GSM technology is simply the technology that you (most probably) and 80% of mobile users use for making calls on their mobile phones. In a way, it is the standard and default wireless protocol used for mobile communication.
GSM started back in 1982 and was then named after the group that devised it, Groupe Spécial Mobile, whence the GSM acronym. The official protocol was launched itself in Finland in 1991. It is now called Global Systems for Mobile communications.
GSM is considered a 2G (second generation) protocol. It works with cells, which is why a GSM network is also called a cellular network, and phones working on GSM are called cell phones. Now what is a cell? A GSM network is split into cells, each one of which covers a small area. Devices (phones) are then located and communicated with through these cells.

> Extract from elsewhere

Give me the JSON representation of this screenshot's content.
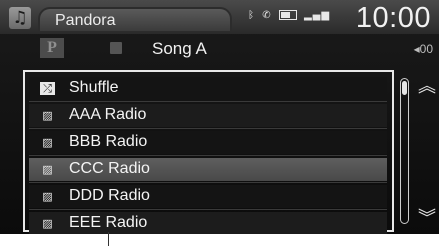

A GSM network consists mainly of connection devices (gateways etc.), repeaters or relays, which people commonly call antennas – these massive metal structures that stand as high towers -, and the mobile phones of users.
The SIM Card
Each mobile phone is connected to a GSM network and identified in it through a SIM (Subscriber Identity Module) card, which is a small card that is inserted inside the mobile phone. Each SIM card is assigned a phone number, hard-coded into it, that is used as unique identification element for the device on the network. This is how your phone rings (and not anyone else’s) when someone dials your mobile phone number.
GSM people have developed a communication system that is a cheap alternative to the somewhat expensive voice communication; it is the Short Messaging System (SMS). This consists of transmitting short text messages between mobile phones using phone numbers for addressing.
GSM and Voice over IP
GSM is not very cheap, but it is widely accepted because it offers mobility in communication. It is even more expensive when it comes to making international calls. But by coupling it with VoIP, that cost can be considerably cut down. With VoIP, you can make an international call and pay only the price of a local call plus some cents only for each minute of communication.
Here is a list of some of the VoIP service providers that allow you to make cheap international calls anywhere there is GSM coverage, without requiring Wi-Fi or 3G: